When we get ill or when someone we love needs medical care, we rely on the expertise and recommendations of our treating physicians. However, medical errors do occur more frequently than we would like to believe. What can be done to prevent them from happening?
Often, medical errors are not single missteps. Rather, they result from a series of small breakdowns that occur in the process of caring for a patient. If just one of those missteps is caught, then the medical error can be prevented.
As a team for victims of medical malpractice, we often hear from family members that they knew the treatment was wrong and that the doctor’s diagnosis didn’t seem right. Sometimes they spoke up, but they were ignored. Other times, they stayed quiet and trusted that the medical professionals knew what they were doing. However, medical providers are human, and humans make unintentional mistakes for many different reasons — especially in the fast-paced world of medicine.
How can you protect yourself and your loved ones from medical errors when in the emergency department or admitted to the hospital?
All the medical terms and diagnoses can be overwhelming and difficult to understand. However, there are some steps you can take to help prevent possible errors from happening when your loved ones are being cared for by medical professionals.

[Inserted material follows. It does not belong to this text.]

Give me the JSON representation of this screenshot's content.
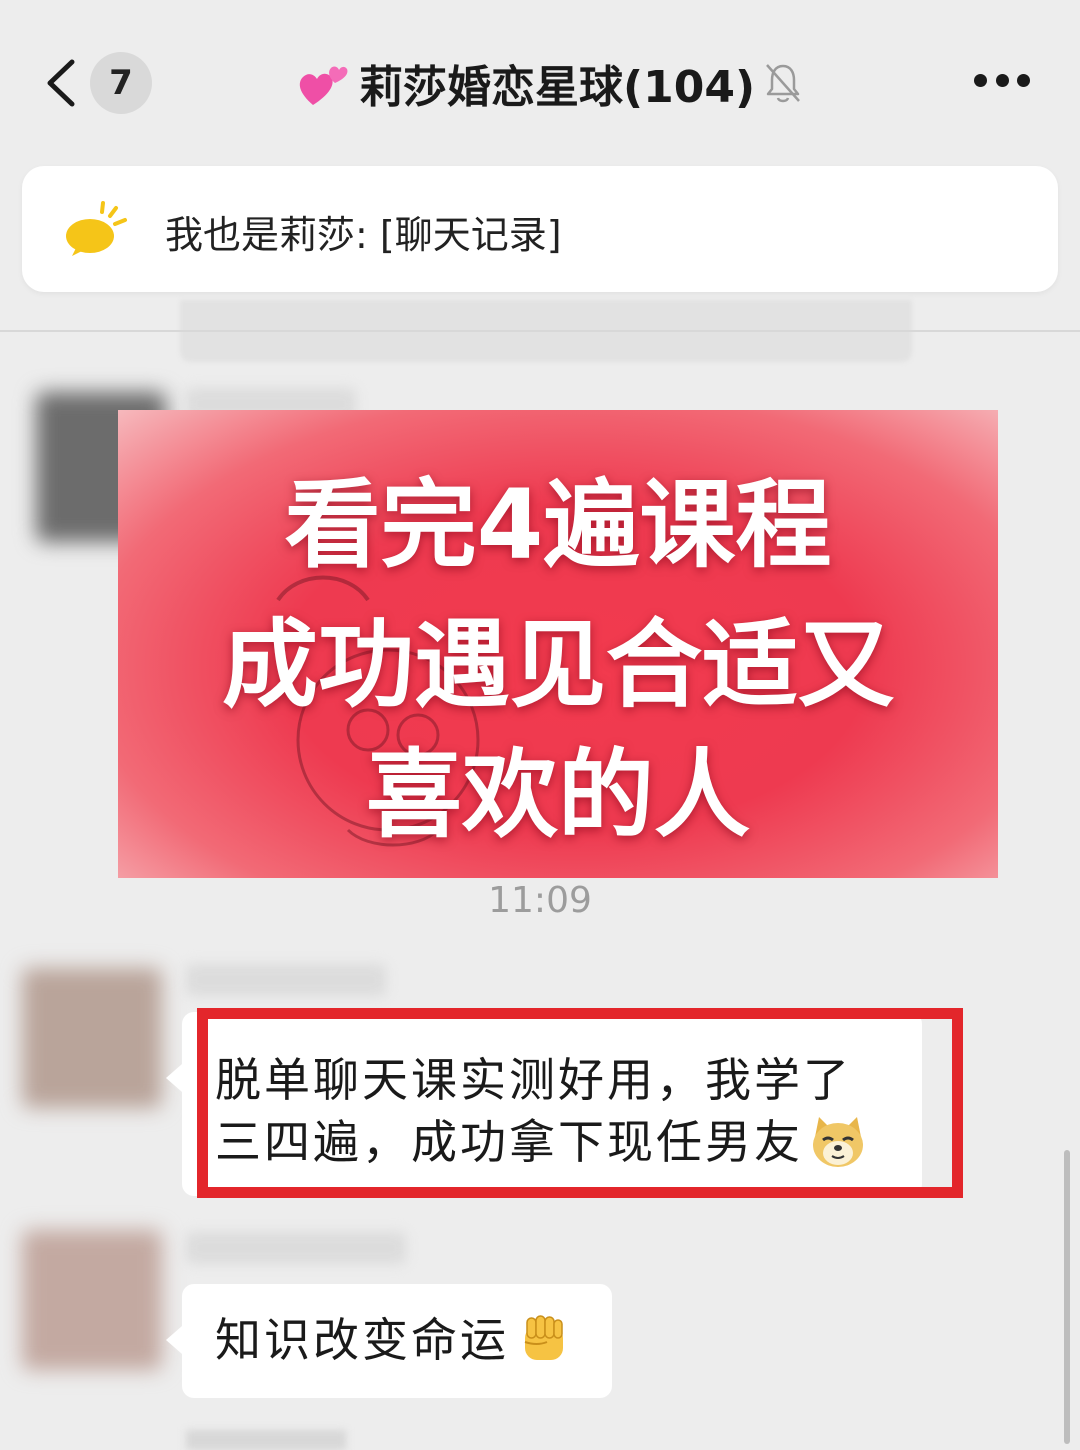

Have a Designated Family Member Acting as the Primary Advocate
Ask that the nurses and doctors include this person in any discussion about the patient’s treatment plan and working diagnosis. That person should be present whenever a doctor or nurse discusses diagnoses or treatment plans.
Speak Up if Things Do Not Seem Right
If you think the medical team is missing something, do not be afraid to say something to them. Family members usually have keen intuition about what might be going on with their loved one. Listen to your gut.
Ask ‘What Else Could Be Causing This?’
By asking this question, you trigger the medical provider to think of and consider alternative diagnoses. Often medical providers get “stuck” on one diagnosis even when certain clinical findings contradict their conclusion. It is important that they remain flexible and can switch courses if the clinical evidence points toward an alternative diagnosis.
Ask ‘What is the Worst Possible Thing That Could Be Causing This?’
This triggers the medical provider to think of the worst possible cause and run tests to potentially rule out any life-threatening diagnosis.
Take Notes and Ask Questions
When meeting with a doctor or nurse, write down everything that goes on, from the nursing care to the physician’s treatment plan. Also, speak up and ask for clarification when you don’t understand something. Asking questions of medical professionals can be intimidating, especially when they seem to be in a hurry. However, it is your right to understand the diagnostic and treatment plan for yourself or your loved one.
No Answers? Talk to Someone Else
If your questions are not adequately answered, seek someone else who can provide the insight you need. You can always switch doctors or get another opinion.
Whether you are the patient or an advocate for a loved one, you are part of the team to ensure patient safety and can take an active role. Following these suggestions will empower you to be the best patient advocate possible for yourself or your loved one.
At the Law Office Kelley J. Johnson, we take immense pride in helping injured people and their family members when injuries occur due to healthcare providers’ negligent, careless, or reckless actions. Our Indianapolis practice focuses on cases involving medical negligence, preventable errors, and fatal mistakes. We fight for maximum compensation for patients and families severely harmed by undertrained or negligent healthcare professionals.
If you or a family member have suffered complications following medical treatment, contact Indiana medical malpractice attorney Kelley J. Johnson. We’ll review your case for free and without obligation.
This post was originally published in November 2020 and has been updated for accuracy and comprehensiveness in January 2023.